Alerts conditions provide a sophisticated set of tools for describing when you want to be notified about something that's happened or failed to happen on something you're monitoring. For best results, choose the aggregation method that best matches the way your data arrives.
The three aggregation methods are event flow, event timer, and cadence. If you're interested in a conceptual overview, see our doc on streaming alerts, key terms and concepts.
When an application or service is monitored by New Relic, data can arrive in different ways. Some data arrives consistently and predictably, while other data arrives inconsistently and sporadically.
Aggregation is how our alerting system gathers data together before analyzing it for exceeding warning or critical threshold levels.
Your data is collected as data points in an aggregation window and then turned into a single numeric value. The data points are aggregated based on your NRQL query using methods like sum, average, min, and max, among others. This single numeric value is what's used to evaluate the condition's threshold.
Once data has been aggregated, no more data points can be added to it. Our different aggregation methods will help you strike a balance between aggregating your data quickly and waiting for enough data points to arrive.
With the correct aggregation method, you're more likely to get notifications you care about, while preventing ones you don't.

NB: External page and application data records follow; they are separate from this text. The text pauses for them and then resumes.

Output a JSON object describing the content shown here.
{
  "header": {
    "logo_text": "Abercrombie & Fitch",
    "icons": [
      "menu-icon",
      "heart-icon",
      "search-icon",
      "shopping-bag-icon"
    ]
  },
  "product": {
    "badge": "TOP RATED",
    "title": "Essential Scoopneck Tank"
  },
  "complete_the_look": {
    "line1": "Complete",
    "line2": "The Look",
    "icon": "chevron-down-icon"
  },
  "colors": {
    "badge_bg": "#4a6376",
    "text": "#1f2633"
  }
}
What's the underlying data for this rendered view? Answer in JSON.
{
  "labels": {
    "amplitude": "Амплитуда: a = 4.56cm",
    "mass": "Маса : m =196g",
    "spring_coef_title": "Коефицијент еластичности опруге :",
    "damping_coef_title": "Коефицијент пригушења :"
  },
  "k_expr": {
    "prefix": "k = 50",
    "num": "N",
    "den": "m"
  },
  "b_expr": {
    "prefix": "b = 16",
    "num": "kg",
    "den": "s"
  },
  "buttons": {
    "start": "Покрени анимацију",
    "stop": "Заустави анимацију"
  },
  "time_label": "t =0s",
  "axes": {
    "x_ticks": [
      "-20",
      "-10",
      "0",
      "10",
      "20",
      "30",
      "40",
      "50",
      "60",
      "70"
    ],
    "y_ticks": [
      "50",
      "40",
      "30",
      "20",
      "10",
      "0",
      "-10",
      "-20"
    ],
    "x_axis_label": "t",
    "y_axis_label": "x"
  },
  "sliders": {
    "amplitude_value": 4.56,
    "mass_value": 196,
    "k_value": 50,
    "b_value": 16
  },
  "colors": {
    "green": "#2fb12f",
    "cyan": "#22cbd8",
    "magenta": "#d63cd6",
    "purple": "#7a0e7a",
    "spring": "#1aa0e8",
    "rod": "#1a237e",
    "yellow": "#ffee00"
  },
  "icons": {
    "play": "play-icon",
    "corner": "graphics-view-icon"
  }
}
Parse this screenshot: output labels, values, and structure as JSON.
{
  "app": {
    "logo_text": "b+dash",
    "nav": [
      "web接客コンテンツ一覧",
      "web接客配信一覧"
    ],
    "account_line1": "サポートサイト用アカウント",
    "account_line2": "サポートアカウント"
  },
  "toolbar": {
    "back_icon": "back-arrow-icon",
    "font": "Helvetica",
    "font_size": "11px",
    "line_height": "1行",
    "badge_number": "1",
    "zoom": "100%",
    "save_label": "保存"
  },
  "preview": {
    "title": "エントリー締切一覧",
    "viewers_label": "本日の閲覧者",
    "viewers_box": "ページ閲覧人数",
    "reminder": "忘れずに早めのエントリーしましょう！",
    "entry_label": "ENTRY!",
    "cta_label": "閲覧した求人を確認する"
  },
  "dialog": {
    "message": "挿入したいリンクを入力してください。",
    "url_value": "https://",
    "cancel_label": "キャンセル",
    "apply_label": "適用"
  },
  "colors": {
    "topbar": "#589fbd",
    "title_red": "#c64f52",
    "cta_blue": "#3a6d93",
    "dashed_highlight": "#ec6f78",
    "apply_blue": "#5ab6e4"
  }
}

The most important questions to consider when deciding on your aggregation method: How often does my data arrive? How consistently does my data arrive?

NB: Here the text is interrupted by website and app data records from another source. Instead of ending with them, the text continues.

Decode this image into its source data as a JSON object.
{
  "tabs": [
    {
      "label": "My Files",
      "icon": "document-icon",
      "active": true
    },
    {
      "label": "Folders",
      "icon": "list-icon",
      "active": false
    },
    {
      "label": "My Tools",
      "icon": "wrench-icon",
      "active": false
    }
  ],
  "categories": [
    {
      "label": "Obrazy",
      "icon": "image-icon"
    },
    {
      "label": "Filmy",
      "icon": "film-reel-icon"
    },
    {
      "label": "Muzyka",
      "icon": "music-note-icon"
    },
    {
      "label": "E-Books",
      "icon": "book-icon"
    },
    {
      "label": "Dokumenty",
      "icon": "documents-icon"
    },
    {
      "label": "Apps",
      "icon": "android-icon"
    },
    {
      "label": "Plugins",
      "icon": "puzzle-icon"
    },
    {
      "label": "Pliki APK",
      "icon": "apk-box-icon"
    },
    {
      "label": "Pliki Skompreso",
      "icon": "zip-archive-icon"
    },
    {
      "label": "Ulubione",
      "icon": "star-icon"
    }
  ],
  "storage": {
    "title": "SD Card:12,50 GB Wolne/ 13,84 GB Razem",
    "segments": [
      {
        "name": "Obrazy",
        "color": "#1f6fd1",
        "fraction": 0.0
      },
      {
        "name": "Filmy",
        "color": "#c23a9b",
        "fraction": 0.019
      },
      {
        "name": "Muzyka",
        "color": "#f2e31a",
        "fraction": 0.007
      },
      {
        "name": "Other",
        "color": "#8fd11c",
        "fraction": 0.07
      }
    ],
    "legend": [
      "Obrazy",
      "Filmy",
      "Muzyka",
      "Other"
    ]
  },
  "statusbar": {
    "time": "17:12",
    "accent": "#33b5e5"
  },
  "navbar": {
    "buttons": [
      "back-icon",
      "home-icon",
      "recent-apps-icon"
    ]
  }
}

When data arrives frequently and consistently in a linear way, we recommend using event flow.
When data arrives sporadically, inconsistently, and out of order, we recommend using event timer aggregation.
With event flow, data is aggregated based on data point timestamps, so it's important that data points arrive in a consistent and linear manner. This aggregation method doesn't work as well for data point timestamps that arrive out of order or with a wide span of time within a short period.
Event flow is the default aggregation method, because it applies for the most common use cases.
Event flow uses data point timestamps to determine when to open and close an aggregation window.
For example, if you're using event flow with a 2 minute delay window, then an aggregation window will close when a timestamp arrives that's two minutes later than the last timestamp that was received.
A data point with a 12:00pm timestamp arrives. An aggregation window opens. At some point, a 12:03pm data point arrives. Event flow closes the window, excluding the 12:03 data point, and evaluates that closed window against your thresholds.
The event flow aggregation window will continue collecting data points until that later timestamp. The later timestamps are what moves the system forward, not the data points themselves. Event flow will wait as long as necessary for the next data point later than your delay setting to arrive, before aggregating the data.
Event flow works best for data that arrives frequently and consistently.
If you expect your data points to arrive more than 65 minutes apart, please use the event timer method described below.
Here are some typical event flow use cases:
- APM agent data.
- Infrastructure agent data.
- Any data coming from a 3rd party that comes in frequently and reliably.
- Most AWS CloudWatch metrics coming from the AWS Metric Stream (NOT polling). The main exception is that some AWS CloudWatch data is very infrequent (like S3 volume data) regardless of whether it's streaming or polling and, in that case, you'd use Event timer.
Event timer aggregation is based on a timer that counts down when a data point arrives. The timer resets every time a new data point arrives. If the timer counts down before a new data point arrives, event timer aggregates all of the data points received during that time.
Event timer is best for alerting on events that happen sporadically and with large gaps of time.
Errors are a type of event that happens sporadically, unpredictably, and often with large gaps of time.
For example, you might have a condition with a query that returns a count of errors. Many minutes may go by without any errors at all, and then suddenly 5 errors arrive within a minute.
In this example, event timer would do nothing until the first of the 5 errors arrive. Then it would start the timer, resetting it each time a new error arrives. If the timer countdown reaches 0 without a new error, event timer aggregates the data, and evaluates it against your threshold.
Here are some typical event timer use cases:
- New Relic usage data.
- Cloud integration data that is being polled (such as with GCP, Azure, or AWS polling methods).
- Queries that deliver sparse or infrequent data, such as error counts.
Cadence is our original aggregation method. It aggregates data on specific time intervals as detected by New Relic's internal wall clock, regardless of data timestamps.
We recommend that you use one of our other aggregation methods instead, unless your events are susceptible to clock skew and you don't have control on the producer to correct it. For instance,
PageAction events are instrumented on users browsers, and rely on the user device clock to assign a timestamp. A single event with a skewed timestamp can affect event flow or even timer alerts, as windows may be aggregated too early and result in false positives.
If you're currently using cadence, choose one of the other aggregation methods. Event flow is best for consistent, predictable data points. Event timer is best for inconsistent, sporadic data points.
Our loss of signal system runs separately from these aggregation methods and settings.
If you set your alert condition to open a new violation when your signal is lost for 10 minutes, a loss of signal service watches for data points to arrive. If a new data point fails to arrive within 10 minutes, loss of signal causes a violation to open.
For more information on when to use gap filling and loss single, see our forum post on when to use gap filling and loss of signal.